Anyone who has farmed or raised and cared for farm animals has stories to tell about incidents that showed their level of intellect to be higher than their stereotyped image. Example: it is a myth that goats will eat anything.

Even scientists are coming around to see this and study it, which is what scientists do best. And, they are finding surprising complexity in the minds of goats, pigs, cows, horses, mules and other livestock.

In Dummerstorf, Germany, there is a Research Institute for Farm Animal Biology. It is one of the world’s leading centers for investigating the minds of farm livestock. The campus looks like a cross between a farm and a research institute. The buildings with humans and the grazing pastures intertwine and, like farmers, the researchers are known to have stepped in piles of poop while walking deep in thought from one building to another.

These scientists are now probing the mental and emotional lives of animals that have lived among and worked with us for thousands of years, yet we humans seem to know little about their cognitive state.

In the past 10 years the scientists have learned that pigs show signs of empathy and are quite smart.
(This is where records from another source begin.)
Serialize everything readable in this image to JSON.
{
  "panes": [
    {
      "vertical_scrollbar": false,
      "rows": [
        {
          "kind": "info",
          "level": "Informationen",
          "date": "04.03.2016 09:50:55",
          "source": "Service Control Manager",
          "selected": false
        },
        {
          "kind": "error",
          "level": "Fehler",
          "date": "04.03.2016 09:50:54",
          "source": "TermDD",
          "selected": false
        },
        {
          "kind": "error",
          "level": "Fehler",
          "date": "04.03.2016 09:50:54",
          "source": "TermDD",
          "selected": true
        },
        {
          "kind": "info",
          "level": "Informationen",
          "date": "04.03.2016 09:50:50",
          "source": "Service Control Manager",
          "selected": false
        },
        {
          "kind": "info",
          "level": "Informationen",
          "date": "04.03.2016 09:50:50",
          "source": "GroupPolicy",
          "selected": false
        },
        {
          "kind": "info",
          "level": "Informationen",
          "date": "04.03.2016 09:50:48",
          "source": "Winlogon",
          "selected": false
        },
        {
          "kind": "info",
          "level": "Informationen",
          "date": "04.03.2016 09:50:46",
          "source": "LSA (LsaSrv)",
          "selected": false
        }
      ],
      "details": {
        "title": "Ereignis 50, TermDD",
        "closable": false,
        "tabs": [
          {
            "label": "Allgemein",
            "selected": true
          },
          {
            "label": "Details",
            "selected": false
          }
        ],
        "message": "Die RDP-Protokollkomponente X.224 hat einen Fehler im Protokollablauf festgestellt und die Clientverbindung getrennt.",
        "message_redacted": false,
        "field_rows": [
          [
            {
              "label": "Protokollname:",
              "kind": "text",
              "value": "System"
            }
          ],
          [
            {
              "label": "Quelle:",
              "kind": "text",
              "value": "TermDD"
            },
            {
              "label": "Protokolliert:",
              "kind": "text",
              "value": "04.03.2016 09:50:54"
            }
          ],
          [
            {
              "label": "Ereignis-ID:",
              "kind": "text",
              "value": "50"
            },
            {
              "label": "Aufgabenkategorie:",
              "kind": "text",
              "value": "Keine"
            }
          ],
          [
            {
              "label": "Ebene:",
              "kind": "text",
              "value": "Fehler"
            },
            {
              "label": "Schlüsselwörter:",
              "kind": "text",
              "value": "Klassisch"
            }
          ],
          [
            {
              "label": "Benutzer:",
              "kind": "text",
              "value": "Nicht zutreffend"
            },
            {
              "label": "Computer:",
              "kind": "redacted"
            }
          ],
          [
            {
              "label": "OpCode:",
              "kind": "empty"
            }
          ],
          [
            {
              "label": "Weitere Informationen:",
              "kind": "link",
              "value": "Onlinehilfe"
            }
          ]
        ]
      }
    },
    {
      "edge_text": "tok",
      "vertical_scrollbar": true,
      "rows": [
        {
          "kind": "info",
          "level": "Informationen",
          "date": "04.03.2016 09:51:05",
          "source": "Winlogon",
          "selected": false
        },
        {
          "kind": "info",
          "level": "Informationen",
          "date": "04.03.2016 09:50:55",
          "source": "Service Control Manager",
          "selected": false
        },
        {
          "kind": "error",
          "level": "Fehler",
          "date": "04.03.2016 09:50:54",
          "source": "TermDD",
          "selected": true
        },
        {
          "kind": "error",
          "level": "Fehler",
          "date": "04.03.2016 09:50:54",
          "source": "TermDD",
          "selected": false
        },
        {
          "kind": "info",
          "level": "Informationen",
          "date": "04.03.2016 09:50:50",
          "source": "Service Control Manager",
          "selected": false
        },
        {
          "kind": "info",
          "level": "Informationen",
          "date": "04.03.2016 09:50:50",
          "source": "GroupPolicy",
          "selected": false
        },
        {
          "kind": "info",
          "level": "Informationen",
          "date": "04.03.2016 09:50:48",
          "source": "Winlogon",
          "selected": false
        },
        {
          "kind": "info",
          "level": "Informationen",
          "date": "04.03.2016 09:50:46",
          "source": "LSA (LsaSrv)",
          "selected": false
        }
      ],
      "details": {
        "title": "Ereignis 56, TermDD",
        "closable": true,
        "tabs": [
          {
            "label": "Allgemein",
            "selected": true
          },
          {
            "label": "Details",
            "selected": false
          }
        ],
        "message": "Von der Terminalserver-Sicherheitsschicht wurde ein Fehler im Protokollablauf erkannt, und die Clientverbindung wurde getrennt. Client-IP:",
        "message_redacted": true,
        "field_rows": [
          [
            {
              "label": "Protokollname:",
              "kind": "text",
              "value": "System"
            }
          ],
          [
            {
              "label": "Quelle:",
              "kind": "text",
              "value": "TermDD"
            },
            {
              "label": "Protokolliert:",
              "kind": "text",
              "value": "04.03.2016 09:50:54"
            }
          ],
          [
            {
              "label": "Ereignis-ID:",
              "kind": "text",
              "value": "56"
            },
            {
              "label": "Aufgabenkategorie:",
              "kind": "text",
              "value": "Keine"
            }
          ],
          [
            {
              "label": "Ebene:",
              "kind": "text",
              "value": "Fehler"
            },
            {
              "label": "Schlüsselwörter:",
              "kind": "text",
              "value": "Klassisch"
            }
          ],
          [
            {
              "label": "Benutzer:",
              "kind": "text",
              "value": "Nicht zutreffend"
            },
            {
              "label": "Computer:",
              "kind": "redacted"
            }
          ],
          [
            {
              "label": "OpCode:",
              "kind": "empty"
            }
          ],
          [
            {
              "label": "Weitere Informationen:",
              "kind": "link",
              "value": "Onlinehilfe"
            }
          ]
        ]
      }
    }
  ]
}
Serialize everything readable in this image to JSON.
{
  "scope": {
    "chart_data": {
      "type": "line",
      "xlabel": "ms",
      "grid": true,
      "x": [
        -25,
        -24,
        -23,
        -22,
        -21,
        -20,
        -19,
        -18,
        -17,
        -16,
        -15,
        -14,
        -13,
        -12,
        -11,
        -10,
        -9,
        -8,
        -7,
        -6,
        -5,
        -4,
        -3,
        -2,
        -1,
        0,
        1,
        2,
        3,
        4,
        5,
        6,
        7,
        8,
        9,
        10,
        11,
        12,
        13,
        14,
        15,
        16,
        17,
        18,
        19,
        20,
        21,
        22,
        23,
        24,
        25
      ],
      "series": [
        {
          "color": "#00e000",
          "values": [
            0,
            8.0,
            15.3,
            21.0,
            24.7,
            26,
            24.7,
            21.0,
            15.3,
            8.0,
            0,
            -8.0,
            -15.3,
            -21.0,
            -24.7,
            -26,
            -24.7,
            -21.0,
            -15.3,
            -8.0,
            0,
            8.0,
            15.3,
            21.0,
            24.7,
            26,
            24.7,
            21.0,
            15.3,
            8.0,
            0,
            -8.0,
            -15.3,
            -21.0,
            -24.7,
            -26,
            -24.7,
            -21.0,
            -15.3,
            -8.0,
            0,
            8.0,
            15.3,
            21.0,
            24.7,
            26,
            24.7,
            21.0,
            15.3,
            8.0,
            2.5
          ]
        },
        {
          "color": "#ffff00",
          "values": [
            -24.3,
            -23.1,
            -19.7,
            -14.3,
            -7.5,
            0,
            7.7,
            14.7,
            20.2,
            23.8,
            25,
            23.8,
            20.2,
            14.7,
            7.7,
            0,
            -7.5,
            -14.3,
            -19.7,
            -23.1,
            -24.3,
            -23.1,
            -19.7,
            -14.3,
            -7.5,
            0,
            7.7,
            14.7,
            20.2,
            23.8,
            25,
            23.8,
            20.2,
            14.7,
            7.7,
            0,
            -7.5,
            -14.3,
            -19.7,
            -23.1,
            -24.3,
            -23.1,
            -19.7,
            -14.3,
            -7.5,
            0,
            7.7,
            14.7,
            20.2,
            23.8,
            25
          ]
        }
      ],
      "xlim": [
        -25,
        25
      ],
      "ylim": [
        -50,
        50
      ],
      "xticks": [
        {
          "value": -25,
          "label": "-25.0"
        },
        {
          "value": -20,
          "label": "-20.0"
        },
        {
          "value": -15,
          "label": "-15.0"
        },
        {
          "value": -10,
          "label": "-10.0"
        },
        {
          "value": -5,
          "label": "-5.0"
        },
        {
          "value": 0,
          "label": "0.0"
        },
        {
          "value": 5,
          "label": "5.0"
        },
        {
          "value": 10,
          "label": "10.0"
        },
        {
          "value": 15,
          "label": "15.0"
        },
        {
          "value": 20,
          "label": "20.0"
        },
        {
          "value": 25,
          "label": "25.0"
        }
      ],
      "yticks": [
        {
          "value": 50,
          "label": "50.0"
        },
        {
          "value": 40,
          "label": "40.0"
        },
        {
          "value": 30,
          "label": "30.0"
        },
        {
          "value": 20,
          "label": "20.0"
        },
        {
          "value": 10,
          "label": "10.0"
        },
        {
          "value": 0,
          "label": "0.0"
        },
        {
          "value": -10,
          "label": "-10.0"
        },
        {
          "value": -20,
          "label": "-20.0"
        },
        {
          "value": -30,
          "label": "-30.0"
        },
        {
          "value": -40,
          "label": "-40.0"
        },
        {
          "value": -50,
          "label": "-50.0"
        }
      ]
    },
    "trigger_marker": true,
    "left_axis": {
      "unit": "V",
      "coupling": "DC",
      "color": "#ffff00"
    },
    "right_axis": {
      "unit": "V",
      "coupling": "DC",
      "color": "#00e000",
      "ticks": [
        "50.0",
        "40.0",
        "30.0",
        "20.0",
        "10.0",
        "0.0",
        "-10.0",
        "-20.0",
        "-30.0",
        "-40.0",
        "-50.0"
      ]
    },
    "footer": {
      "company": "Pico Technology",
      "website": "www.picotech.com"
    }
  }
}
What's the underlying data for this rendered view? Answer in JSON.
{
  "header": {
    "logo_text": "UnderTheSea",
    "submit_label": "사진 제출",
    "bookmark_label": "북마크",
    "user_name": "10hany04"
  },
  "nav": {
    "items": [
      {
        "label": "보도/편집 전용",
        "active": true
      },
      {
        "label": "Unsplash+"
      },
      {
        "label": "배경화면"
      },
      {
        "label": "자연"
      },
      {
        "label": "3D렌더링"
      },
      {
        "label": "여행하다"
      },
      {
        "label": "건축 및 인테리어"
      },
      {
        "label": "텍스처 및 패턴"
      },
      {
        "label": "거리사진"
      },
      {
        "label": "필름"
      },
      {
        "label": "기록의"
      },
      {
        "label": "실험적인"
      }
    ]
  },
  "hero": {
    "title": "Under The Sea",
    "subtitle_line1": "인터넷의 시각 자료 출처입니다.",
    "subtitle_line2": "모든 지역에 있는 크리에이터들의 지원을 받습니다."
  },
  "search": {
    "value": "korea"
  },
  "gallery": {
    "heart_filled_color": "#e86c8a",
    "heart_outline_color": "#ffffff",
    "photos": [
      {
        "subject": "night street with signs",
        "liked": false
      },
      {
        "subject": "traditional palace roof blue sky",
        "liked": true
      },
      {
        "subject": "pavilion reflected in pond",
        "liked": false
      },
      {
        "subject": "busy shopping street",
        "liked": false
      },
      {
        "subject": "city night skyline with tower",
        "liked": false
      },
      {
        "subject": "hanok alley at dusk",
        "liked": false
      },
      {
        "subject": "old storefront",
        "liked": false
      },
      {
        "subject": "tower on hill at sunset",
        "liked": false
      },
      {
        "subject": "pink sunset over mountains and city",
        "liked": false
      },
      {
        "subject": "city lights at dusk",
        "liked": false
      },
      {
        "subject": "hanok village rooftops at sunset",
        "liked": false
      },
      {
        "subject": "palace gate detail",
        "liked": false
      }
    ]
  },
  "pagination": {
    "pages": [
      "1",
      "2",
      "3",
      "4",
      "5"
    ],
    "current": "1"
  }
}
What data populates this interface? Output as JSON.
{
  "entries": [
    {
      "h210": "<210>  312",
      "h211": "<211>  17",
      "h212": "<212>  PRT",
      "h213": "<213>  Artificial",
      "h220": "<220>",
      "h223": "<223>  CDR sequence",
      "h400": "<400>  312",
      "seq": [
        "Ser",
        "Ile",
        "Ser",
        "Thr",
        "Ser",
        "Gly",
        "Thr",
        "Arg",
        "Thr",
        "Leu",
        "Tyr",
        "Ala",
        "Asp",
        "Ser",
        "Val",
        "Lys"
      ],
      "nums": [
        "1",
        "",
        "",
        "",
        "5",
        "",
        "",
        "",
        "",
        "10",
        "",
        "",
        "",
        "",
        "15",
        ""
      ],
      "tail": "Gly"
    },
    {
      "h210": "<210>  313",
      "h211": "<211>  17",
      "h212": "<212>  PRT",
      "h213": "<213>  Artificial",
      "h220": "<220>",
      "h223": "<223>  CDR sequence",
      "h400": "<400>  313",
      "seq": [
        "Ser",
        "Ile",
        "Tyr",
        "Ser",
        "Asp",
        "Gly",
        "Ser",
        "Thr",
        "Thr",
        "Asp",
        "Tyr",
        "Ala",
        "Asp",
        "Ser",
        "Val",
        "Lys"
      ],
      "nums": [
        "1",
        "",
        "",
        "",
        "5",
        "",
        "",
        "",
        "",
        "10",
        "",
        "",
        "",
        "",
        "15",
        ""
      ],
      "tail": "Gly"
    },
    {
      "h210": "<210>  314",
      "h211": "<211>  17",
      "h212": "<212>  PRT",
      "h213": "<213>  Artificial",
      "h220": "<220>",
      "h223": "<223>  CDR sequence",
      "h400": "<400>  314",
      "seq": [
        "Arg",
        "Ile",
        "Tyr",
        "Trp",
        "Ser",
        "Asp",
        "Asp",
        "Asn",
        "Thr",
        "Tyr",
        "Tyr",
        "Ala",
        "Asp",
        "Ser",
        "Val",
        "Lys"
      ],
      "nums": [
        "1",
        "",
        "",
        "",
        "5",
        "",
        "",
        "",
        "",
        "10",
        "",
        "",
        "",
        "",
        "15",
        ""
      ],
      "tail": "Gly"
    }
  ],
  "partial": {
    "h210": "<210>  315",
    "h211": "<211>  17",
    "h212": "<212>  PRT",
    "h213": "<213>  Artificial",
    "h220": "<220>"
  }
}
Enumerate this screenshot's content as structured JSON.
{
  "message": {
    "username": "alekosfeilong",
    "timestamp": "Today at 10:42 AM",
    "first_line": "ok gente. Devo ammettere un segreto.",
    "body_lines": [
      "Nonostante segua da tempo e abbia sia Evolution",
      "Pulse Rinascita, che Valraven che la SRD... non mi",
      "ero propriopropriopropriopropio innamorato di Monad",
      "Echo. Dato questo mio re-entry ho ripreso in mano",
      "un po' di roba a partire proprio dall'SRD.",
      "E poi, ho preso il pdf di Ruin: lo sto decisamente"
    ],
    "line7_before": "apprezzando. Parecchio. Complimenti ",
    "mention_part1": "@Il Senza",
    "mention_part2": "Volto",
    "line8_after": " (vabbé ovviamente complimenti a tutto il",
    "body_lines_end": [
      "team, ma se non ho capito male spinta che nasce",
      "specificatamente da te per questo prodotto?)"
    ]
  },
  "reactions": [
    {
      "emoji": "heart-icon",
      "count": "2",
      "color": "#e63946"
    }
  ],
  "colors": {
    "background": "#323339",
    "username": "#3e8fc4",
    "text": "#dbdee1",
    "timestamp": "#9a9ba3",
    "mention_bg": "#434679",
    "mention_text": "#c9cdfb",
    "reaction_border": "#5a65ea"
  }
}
Goats, they found, rival dogs in some tests for social intelligence. And–here’s a big one–they learned that cows can be potty trained. Yep, those big, lumbering animals that blankly stare at humans and chew their cuds can be trained to deposit their garden gold in designated spots.

If you’re connected to the equine world, you know that a few horses will make their deposits in the same spot day in and day out without training, but they are forgotten in the scheme of farm life because the other critters are busy putting it on stall walls, dropping it in the aisleway or dribbling it down their legs.

At the German facility, as they have learned about farm animals’ thought processes, they are seeing a greater likeness to humans. There are 700 pigs at the center. In one area is a treadmill with a bright blue button at snout height. Some of the pigs routinely walk onto the treadmill, press the button and go through a walking exercise. A few, however, look at the treadmill but never get onto it. They are the couch potatoes.

Sound familiar?

We know that dogs interpret and react to our feelings. Horses, too. I saw some of our goats respond to my feelings countless times while others, mostly the bucks, could not have cared less.

The research in Germany is important for farmers because it is showing that pigs, cows and goats can be optimistic and caring within their herd, with some goats regularly jumping onto a board that lowers food to the others in the herd without going after the food themselves.

Come to think of it, we humans could use a little more learning about how to be optimistic.

Larry McDermott is a local retired farmer/journalist. Reach him at